Kazakhstan 2017 | TOURISM & RETAIL | B2B

Kazakhstan offers unique challenges, but companies are finding creative ways to address the problems and reap the country's unique benefits.

Mark Pothast
Country Manager
Mikhail Bazanov
General Manager
Mars Kazakhstan

How do you deal with the limited consumption of chocolate here?

MARK POTHAST It is limited because of culture and tastes; it is also affected by finances, especially in the last year and a half, with all the currency devaluations. For most Kazakhstani people, chocolate, for example, is not a necessity. We have had to significantly raise our prices along with our competition as a result of the devaluation; a bar of chocolate a year-and-a-half ago was half the price it is now. For people with local salaries the prices have obviously affected them. Consumption figures are basically falling across the board. Most categories that we do business in, especially at the beginning of 2H2015 and the beginning of 2016, saw double-digit falls. People were either buying cheaper products or downsizing. We do advertising and a great deal of sampling, but it is not just us; our competitors are also in the same boat. In terms of investments, together with some of our competitors in coffee, we spent a great deal of money but there was no significant increase in the amount of coffee consumed.
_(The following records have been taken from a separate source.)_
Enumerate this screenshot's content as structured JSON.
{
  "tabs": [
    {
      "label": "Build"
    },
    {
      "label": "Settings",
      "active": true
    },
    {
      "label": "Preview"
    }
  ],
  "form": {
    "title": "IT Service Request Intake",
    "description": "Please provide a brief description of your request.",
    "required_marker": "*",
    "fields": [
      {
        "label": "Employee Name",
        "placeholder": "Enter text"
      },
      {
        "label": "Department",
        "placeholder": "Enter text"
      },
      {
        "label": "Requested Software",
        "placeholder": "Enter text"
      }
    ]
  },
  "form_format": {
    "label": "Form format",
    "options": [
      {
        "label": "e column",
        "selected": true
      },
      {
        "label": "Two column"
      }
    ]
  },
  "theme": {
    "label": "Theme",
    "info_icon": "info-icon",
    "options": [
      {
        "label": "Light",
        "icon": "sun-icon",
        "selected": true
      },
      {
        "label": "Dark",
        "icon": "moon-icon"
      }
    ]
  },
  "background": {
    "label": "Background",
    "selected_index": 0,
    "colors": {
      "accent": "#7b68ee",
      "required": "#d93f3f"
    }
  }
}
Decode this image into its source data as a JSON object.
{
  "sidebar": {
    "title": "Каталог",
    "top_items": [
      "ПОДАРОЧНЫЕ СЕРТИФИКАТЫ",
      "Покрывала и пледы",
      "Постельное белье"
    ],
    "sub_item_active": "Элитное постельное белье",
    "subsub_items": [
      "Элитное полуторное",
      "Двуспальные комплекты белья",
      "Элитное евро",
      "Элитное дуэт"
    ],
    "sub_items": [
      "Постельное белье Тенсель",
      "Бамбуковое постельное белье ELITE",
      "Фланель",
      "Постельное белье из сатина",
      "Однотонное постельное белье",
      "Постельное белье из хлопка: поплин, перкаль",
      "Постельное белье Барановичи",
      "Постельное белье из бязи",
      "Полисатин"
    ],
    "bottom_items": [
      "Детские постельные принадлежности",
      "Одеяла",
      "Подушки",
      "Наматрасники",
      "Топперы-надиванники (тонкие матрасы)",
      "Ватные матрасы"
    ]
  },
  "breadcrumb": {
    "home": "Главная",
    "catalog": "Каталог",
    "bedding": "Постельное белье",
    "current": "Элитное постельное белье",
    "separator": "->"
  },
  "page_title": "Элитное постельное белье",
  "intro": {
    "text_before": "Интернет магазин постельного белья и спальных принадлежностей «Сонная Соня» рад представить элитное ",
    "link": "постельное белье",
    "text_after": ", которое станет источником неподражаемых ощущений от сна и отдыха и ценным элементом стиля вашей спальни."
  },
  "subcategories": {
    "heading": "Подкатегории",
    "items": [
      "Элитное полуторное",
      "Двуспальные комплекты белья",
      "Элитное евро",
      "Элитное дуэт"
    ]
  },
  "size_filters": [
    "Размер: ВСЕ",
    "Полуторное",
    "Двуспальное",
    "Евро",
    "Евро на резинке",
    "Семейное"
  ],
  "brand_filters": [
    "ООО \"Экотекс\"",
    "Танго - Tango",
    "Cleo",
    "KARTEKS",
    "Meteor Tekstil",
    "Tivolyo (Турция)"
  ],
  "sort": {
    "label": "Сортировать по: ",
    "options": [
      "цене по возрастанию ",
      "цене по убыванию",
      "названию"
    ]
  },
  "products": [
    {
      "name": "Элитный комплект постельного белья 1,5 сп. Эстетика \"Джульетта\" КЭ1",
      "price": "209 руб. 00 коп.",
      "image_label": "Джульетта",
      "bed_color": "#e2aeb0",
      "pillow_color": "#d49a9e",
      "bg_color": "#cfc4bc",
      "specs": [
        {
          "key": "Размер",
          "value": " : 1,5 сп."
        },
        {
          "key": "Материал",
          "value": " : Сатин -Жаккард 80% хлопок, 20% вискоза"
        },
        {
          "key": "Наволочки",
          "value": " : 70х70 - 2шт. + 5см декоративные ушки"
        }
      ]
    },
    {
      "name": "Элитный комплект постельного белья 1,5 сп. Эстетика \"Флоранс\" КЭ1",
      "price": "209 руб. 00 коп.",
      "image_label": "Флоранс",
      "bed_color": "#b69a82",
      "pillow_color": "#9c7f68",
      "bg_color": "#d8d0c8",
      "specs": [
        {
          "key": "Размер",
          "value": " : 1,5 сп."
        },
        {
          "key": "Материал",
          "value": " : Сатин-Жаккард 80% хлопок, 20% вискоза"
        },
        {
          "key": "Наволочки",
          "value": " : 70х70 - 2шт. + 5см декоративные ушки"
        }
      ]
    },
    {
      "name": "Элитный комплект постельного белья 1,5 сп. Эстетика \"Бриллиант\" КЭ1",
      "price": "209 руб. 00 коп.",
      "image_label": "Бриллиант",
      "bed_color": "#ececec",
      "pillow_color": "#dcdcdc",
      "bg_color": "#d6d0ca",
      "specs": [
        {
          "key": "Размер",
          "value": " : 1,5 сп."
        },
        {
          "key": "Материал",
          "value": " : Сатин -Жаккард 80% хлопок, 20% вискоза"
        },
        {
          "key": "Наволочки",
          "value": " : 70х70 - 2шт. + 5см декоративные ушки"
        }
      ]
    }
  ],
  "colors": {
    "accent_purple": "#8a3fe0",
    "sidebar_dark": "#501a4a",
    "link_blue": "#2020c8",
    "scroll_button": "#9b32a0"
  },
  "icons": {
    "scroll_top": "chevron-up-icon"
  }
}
MIKHAIL BAZANOV Compared to Europe, per capita consumption here is certainly lower. In Switzerland annual consumption is 10kg while in Russia it was about 5kg, though probably less now. In Kazakhstan, the figure is about 3kg; however, in China it is only 100g, so it depends on with what country we are comparing. There is a great deal of potential not only in the chocolate segment but also in the confectionery category as a whole. To develop this potential, we need to invest in building capabilities of our associates and work collaboratively with our partners: key national customers, regional customers, distributors and retail shops.

What are the main challenges of doing business here?

MP The main challenges are trying to be as efficient as possible and working with the right partners. We have the right distributer partner so it is about making sure you have full trucks going everywhere. Transportation over huge distances is still a challenge because the infrastructure is not that well built. About 60-70% of our business comes from small mom-and-pop stores, which always presents a logistics challenge. Modern trade is growing quite rapidly but companies focus on building stores and not their logistics infrastructure. Their biggest focus now is to build as many stores as they can, either to sell to one of the big retailers in Russia or just block many other retailers from coming in; it is still early on but that is the idea. We do a good job with logistics; 85% of what we sell comes from Russia so we have good routes.

MB There are both similarities and differences if we compare the market to that in Russia or China. For example, both Kazakhstan and Russia experienced a disturbance with the currency in the past few years. As a confectionery and pet care company, we purchase a large amount of ingredients for our products from overseas. We do not grow cocoa in either country and thus need to purchase it on the international market, so for us the currency is an important element of our cost structure that increased significantly in 2016. However, we managed to overcome the challenge and with the currency and oil price stabilizing, we set ourselves for the growth trajectory in both markets.

What are your expectations for the future?

MP I see people becoming smarter shoppers. In terms of the number of goods we have on promotion compared to a few years ago, the figure is much higher because that is what people seek out. The bigger key accounts here demand a bigger discount because they see the same thing. People are becoming smarter with the money they spend so companies have to make sure they give the customer what they want. Another challenge is that even though we get products from Russia, there are still many parts of our products and our P&L that are exposed to foreign currency. Nestlé buys cocoa in pounds and coffee in dollars so the two biggest components of our products are exposed to currency fluctuations. In general, we are doing better than expected; however, I do not expect developments in 2017 that will show a significant increase in consumers' point of view, which means we will have to be smarter.

MB Annual chocolate consumption in Kazakhstan could grow further, which will result in the confectionary category growth. We see also huge potential for growth in pet care, as many people have pets and start feeding their pets with prepared pet food. However, pet food currently accounts for only 4% of every 100 calories in dogs' daily diets in Kazakhstan, while the remaining 96% comes from food off the table. Our expectation that this percentage will increase and the pet care category will grow in the next several years.